In signing Rodney, the Twins only continue to play into this perception. A one-year deal worth up to $6 million guarantees few things, but tells us plenty. Entering the 2018 season, the expectation should be that he’ll be the club’s closer. He posted a 10.6 K/9 and picked up 39 saves a year ago for the Diamondbacks. As a veteran presence, that should be welcomed out of the gate for Minnesota. As the season draws on though, nothing about his age or his contract cements him into that role over any of the previously noted youth.
What the Twins seem to be suggesting is that there’s a level of awareness regarding the deficiencies currently present on the big league roster. Relief help is obviously something Paul Molitor could use, but Derek Falvey and Thad Levine are also sending the message that they believe in what they have. Rodney, even with a good season, probably won’t be back in 2019 and another similar deal could be granted to the likes of Watson or Belisle.

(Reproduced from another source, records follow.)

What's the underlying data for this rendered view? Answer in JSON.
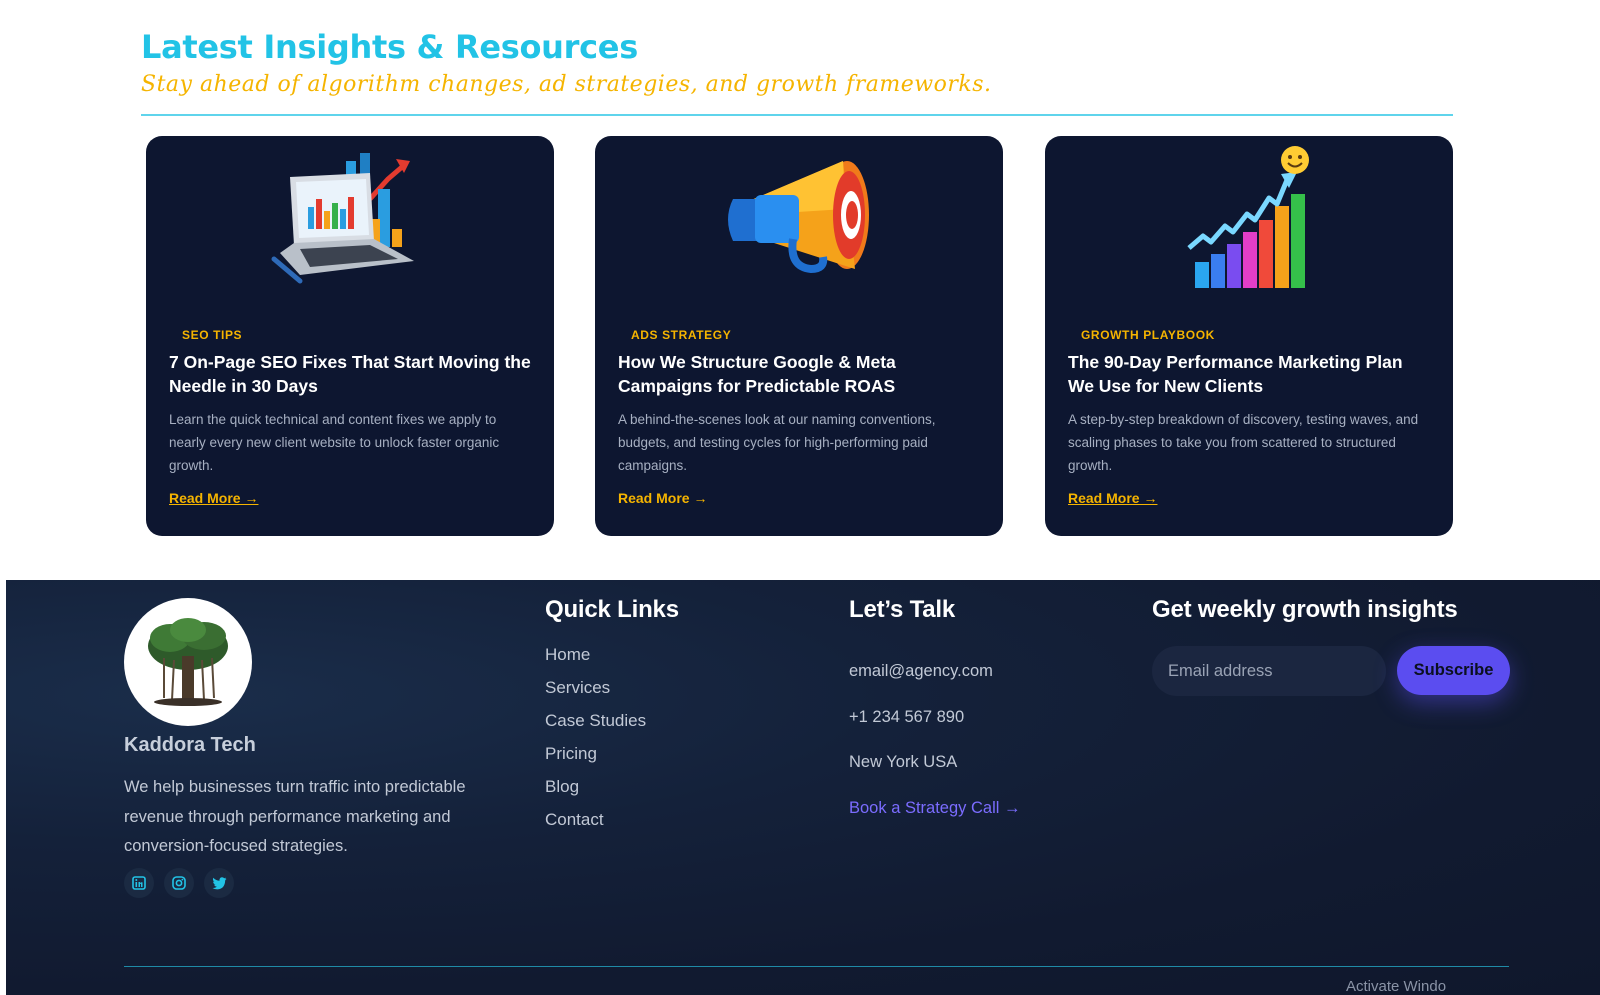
{
  "insights": {
    "title": "Latest Insights & Resources",
    "subtitle": "Stay ahead of algorithm changes, ad strategies, and growth frameworks.",
    "cards": [
      {
        "image_icon": "laptop-chart-icon",
        "tag": "SEO TIPS",
        "title": "7 On-Page SEO Fixes That Start Moving the Needle in 30 Days",
        "description": "Learn the quick technical and content fixes we apply to nearly every new client website to unlock faster organic growth.",
        "link_label": "Read More →"
      },
      {
        "image_icon": "megaphone-icon",
        "tag": "ADS STRATEGY",
        "title": "How We Structure Google & Meta Campaigns for Predictable ROAS",
        "description": "A behind-the-scenes look at our naming conventions, budgets, and testing cycles for high-performing paid campaigns.",
        "link_label": "Read More →"
      },
      {
        "image_icon": "growth-bars-icon",
        "tag": "GROWTH PLAYBOOK",
        "title": "The 90-Day Performance Marketing Plan We Use for New Clients",
        "description": "A step-by-step breakdown of discovery, testing waves, and scaling phases to take you from scattered to structured growth.",
        "link_label": "Read More →"
      }
    ]
  },
  "footer": {
    "logo_icon": "tree-icon",
    "brand": "Kaddora Tech",
    "about": "We help businesses turn traffic into predictable revenue through performance marketing and conversion-focused strategies.",
    "socials": [
      "linkedin-icon",
      "instagram-icon",
      "twitter-icon"
    ],
    "quick_links": {
      "heading": "Quick Links",
      "items": [
        "Home",
        "Services",
        "Case Studies",
        "Pricing",
        "Blog",
        "Contact"
      ]
    },
    "contact": {
      "heading": "Let’s Talk",
      "email": "email@agency.com",
      "phone": "+1 234 567 890",
      "location": "New York USA",
      "cta": "Book a Strategy Call →"
    },
    "newsletter": {
      "heading": "Get weekly growth insights",
      "placeholder": "Email address",
      "button": "Subscribe"
    },
    "copyright_partial": "Activate Windo"
  },
  "colors": {
    "accent_cyan": "#22c3e6",
    "accent_yellow": "#f5b400",
    "card_bg": "#0d1630",
    "footer_bg": "#111a30",
    "button_purple": "#5b4df0",
    "link_purple": "#7b6cff"
  }
}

As the season wears on, the front office would love nothing more than to watch Jay or Chargois develop into the next man up. Curtiss, Busenitz and Reed all have the profiles of effective setup men, and seeing them blossom into that would be a welcomed reality. By addressing current issues while also allowing future solutions to present themselves, the Twins have the best of both worlds.
Entering the 2018 season, the Minnesota Twins will try to take advantage of a potentially unique opportunity. With only the Cleveland Indians being competitive in the AL Central, they should find themselves no worse than the second best team in their division. With the rise of youth, they could soon overtake Cleveland at the top of the ladder. Rather than throwing all the chips in the basket right now, it appears the plan is to build consistently, using 2017 as a building block for the upcoming year and beyond.
Ideally, the Twins should sign another reliever to a contract similar to what Rodney just agreed to. Then, getting an impact starting pitcher could set them up nicely to make some noise. While not going all in on 2018, they’d have taken steps forward without sacrificing the long term viability of an extended run of competitiveness. To summarize, short term/high upside solutions in the pen, and a long term/high ceiling starter would make for one successful offseason.
- Cory Engelhardt and MN_ExPat like this